Tag Archives: Steve Coogan

I hear voices

It’s hard to believe it’s been over three years since I first saw The Trip starring Steve Coogan and Rob Brydon.

the-trip-movie-posterI saw it in the theater then. Today was a chance encounter on HBO.

And I watched it again.

I still laughed at the two comedians’ competitive conversations and celebrity impressions.  But this time I found myself trying out a few of the characterizations — with very limited success.

Why can’t I do impressions better?  And why are they so darn good?

Obviously they have invested far more than 90 minutes towards this endeavor, but I wonder if I would be able to achieve any success with a lifetime of practice.

Do the Brits just have an edge?

I say yes.  (This stance saves me a lot of time and effort.)

Montauk: Day Two

After a beautiful early walk on the beach, Lou, Rory and I spent the balance of the morning exploring Montauk.

TikiMontauk2013This guy — who we think is Chief Montauk himself — guards the southwest corner of a downtown apartment complex…but he didn’t seem to mind our posing.

Well, I was posing. (Rory appears a bit distracted.)

Several of the shops were closed for the season, but we did do some extremely low-key Black Friday shopping.

No pushing. No shoving. No injuries.

Then we spent the afternoon in East Hampton, about 15 minutes ‘up island.’

(That means west.)
RowdyHallEastHampton2013Rowdy Hall was packed when we arrived, so we chatted up two locals at the bar and got all kinds of tips on other restaurants to try during our stay.

After a great lunch, we headed to the movie theatre down the street and saw Philomena starring Steve Coogan and Judi Dench. Since I am on vacation, I will keep my review short and sweet:

Heartfelt. Brilliant. A must see!

It’s like this

Everybody likes Paul Rudd.

I know I do.

And after seeing his latest movie Our Idiot Brother, I like him — if possible — a whole lot more.

Even playing the rather dim-witted title character of the film, Paul finds a way to make him likeable.  Some lesser actors would have made Ned ridiculous.  Or cringe-worthy.  Or one note.

Paul Rudd’s Ned is well-meaning and filled with humor and heart and the utmost humility.

(Because he really is an idiot.)

Cast mate Steve Coogan should take a few notes.

Steve plays Ned’s brother-in-law Dylan, a documentary filmmaker who reluctantly gives Ned a job and a place to live after he is released from prison.

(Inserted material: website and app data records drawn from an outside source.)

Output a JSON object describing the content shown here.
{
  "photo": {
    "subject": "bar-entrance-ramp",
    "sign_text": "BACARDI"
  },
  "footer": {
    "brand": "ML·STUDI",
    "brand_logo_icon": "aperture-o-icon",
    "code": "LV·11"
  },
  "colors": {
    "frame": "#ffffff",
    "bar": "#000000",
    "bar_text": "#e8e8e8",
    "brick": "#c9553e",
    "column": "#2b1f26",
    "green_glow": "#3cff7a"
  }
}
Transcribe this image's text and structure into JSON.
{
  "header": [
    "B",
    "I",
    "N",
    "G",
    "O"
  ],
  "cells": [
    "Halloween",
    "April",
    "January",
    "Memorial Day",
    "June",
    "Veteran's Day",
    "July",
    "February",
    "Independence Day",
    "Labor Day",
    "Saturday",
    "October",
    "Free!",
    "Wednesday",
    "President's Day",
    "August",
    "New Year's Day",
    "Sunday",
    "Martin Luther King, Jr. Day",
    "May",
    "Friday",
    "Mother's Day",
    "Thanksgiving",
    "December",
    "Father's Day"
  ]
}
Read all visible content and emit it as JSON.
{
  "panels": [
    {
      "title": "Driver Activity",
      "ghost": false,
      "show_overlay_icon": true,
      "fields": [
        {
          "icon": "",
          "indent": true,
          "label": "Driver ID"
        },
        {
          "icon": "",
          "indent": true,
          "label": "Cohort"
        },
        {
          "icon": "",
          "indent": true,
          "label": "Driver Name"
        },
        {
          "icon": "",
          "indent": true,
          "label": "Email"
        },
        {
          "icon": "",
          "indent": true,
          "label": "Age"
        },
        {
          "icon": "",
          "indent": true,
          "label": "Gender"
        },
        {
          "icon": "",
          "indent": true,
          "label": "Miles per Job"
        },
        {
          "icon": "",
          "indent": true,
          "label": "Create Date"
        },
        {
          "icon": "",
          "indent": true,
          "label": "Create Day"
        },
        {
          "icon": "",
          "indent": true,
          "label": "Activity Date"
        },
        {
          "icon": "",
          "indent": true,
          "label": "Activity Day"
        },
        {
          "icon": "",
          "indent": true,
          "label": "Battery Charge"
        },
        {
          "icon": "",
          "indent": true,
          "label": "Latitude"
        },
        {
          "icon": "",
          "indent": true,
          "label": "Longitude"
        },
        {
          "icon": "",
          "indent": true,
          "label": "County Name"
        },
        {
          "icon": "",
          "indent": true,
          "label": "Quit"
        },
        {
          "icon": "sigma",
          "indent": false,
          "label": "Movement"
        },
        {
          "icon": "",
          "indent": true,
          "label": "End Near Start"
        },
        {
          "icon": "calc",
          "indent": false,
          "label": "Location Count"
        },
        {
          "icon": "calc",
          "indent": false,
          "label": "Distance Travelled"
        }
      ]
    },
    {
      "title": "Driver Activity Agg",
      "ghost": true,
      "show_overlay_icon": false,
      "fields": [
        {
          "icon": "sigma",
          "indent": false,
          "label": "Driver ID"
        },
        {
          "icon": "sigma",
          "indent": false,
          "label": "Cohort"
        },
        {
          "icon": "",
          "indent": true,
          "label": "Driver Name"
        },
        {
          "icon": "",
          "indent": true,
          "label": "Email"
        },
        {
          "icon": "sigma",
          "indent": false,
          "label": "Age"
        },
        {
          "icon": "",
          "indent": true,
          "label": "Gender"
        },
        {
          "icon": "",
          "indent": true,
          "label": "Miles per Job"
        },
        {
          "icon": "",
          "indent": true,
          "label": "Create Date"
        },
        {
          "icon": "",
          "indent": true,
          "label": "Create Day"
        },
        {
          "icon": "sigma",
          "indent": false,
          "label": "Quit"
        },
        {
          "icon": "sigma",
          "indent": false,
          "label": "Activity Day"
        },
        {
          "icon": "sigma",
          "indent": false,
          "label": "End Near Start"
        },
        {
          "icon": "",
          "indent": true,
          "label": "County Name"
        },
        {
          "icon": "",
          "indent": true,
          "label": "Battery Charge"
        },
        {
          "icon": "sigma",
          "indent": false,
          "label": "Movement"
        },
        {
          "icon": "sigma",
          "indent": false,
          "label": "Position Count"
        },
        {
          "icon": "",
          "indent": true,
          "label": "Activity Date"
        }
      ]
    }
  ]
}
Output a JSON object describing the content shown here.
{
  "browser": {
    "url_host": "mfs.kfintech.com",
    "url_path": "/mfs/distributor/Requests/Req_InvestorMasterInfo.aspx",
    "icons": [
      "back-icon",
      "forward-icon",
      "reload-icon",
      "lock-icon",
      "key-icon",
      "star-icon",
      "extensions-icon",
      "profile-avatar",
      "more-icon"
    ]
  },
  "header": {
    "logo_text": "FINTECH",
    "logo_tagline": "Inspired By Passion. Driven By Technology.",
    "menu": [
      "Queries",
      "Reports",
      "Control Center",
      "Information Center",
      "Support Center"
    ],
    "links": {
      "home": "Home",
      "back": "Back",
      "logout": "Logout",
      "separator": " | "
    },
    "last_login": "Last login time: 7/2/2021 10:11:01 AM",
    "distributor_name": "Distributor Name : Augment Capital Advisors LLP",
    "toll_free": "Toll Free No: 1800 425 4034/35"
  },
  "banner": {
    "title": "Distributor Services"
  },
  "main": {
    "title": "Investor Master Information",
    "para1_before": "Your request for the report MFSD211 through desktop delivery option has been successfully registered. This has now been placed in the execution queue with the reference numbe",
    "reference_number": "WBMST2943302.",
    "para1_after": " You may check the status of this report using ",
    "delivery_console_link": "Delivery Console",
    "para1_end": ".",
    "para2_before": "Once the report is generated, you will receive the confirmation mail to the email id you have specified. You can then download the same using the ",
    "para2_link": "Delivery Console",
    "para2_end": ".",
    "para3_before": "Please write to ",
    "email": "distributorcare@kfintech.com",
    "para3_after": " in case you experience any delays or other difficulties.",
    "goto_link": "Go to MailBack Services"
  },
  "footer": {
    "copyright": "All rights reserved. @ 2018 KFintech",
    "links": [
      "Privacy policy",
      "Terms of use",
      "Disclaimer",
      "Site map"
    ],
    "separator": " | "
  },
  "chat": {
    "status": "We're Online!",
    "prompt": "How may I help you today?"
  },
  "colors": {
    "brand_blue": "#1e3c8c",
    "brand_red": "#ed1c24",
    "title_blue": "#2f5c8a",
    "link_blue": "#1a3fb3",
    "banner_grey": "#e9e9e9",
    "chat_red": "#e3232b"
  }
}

Nice guy, huh?

As it turns out, no.

Dylan as a total prick — a grouchy, unsympathetic, womanizing louse.  There are no shades or layers to the character at all.  No glimpses into what has driven him to this point.  No chance of any understanding on our part — just the trademark Coogan lip curl.

Even pricks can be likeable, Steve. (Remember The Trip earlier this year?)

In a magazine article promoting the movie, Paul Rudd laughed at the idea of acting as a craft — feels that actors try to make too much of what they do.

Take a like credit, Paul…

Being likeable isn’t as easy as you make it look.